*** Begin section ***

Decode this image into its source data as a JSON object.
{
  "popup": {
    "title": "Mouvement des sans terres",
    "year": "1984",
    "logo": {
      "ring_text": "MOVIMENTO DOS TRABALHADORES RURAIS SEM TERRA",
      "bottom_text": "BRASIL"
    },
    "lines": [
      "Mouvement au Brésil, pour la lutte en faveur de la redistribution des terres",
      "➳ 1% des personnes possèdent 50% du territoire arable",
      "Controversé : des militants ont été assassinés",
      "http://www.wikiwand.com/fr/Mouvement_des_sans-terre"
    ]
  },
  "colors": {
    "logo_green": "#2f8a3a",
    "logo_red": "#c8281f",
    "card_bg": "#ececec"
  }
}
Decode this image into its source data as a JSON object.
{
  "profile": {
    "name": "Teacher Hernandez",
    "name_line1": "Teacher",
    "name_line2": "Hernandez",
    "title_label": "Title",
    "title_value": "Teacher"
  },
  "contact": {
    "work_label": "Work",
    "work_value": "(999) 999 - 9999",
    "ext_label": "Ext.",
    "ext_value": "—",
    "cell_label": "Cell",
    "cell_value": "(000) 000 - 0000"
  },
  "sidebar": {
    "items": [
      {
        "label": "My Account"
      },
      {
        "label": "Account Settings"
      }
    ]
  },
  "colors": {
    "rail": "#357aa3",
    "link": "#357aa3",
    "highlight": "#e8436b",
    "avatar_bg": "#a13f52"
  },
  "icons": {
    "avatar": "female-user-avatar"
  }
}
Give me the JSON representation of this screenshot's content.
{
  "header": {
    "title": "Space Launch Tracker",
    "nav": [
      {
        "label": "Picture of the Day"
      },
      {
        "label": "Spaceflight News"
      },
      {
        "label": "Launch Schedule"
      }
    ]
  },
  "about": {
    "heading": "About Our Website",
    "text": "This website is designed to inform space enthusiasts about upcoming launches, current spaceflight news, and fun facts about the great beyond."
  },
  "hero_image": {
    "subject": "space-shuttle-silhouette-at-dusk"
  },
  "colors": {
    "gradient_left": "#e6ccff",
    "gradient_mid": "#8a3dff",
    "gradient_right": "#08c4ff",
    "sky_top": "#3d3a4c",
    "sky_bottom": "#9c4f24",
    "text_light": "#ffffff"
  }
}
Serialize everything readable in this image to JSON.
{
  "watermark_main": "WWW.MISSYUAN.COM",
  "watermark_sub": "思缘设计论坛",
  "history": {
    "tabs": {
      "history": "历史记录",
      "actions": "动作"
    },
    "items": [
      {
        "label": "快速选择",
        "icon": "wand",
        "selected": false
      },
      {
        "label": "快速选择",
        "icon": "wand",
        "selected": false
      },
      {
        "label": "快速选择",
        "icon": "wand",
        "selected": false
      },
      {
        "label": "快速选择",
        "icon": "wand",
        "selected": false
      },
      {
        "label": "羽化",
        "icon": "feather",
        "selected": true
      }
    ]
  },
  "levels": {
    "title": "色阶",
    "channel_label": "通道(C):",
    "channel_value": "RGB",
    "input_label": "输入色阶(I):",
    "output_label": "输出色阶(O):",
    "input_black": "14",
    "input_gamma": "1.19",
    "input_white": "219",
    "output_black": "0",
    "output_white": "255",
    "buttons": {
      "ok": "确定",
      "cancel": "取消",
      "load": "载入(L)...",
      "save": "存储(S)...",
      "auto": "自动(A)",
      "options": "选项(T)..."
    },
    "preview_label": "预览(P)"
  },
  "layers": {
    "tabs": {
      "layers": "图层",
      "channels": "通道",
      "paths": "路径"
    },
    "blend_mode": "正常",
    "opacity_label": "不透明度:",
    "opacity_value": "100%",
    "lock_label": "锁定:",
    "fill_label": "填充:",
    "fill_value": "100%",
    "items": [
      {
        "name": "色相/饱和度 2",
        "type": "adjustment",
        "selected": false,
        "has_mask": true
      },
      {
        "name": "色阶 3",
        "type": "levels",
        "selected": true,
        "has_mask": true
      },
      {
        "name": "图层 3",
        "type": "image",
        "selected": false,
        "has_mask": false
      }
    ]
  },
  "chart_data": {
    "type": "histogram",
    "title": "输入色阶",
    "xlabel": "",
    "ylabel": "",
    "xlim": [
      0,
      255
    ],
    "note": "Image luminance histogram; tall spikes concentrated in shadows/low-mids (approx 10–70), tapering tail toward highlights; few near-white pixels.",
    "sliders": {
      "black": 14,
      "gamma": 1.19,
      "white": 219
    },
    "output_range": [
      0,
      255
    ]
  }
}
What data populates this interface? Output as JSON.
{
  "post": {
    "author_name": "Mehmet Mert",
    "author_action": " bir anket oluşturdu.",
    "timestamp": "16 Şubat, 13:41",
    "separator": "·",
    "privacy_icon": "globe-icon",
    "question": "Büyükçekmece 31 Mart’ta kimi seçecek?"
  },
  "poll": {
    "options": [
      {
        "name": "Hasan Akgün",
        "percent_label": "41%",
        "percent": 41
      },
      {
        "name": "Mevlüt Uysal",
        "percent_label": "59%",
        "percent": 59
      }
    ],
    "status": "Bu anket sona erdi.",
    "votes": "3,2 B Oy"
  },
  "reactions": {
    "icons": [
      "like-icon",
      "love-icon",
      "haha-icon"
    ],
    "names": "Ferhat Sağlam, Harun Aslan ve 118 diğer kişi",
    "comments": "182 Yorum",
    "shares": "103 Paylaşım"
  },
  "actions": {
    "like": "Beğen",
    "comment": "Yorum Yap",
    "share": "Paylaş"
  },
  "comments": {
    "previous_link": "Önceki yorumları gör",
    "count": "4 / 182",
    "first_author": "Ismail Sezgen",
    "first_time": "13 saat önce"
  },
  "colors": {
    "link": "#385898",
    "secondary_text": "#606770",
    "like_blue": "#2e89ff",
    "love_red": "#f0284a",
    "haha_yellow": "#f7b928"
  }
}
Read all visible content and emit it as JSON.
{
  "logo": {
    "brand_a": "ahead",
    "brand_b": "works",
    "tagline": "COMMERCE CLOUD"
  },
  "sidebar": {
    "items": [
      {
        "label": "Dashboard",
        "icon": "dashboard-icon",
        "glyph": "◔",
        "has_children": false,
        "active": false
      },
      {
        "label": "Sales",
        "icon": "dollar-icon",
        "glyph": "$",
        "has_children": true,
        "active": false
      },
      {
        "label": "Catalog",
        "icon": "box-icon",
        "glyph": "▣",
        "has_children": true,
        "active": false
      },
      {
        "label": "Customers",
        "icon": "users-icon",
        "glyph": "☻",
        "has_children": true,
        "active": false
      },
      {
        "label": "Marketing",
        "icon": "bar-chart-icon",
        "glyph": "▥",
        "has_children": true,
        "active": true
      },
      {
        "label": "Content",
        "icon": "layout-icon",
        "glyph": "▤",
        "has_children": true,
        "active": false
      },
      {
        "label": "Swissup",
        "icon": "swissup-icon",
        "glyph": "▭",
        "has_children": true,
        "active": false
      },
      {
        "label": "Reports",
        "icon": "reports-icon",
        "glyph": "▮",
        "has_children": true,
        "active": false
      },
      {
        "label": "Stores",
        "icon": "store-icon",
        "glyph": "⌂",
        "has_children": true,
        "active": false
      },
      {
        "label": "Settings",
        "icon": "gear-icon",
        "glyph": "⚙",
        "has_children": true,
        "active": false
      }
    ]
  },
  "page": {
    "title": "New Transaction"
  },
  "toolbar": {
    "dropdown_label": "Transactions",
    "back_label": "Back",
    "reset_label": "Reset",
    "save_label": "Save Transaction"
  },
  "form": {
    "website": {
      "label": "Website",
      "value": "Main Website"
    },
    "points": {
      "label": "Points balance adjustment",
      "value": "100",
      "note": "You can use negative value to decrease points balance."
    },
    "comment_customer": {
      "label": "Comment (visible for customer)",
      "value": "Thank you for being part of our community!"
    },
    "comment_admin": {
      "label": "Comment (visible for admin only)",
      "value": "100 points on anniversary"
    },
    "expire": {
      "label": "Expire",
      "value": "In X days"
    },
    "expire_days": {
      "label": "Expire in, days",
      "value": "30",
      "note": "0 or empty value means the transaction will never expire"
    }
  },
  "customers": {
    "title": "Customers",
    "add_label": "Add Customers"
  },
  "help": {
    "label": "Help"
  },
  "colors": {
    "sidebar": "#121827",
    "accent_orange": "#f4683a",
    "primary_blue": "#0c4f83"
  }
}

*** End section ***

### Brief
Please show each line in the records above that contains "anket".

### Result for this exercise
    "author_action": " bir anket oluşturdu.",
    "status": "Bu anket sona erdi.",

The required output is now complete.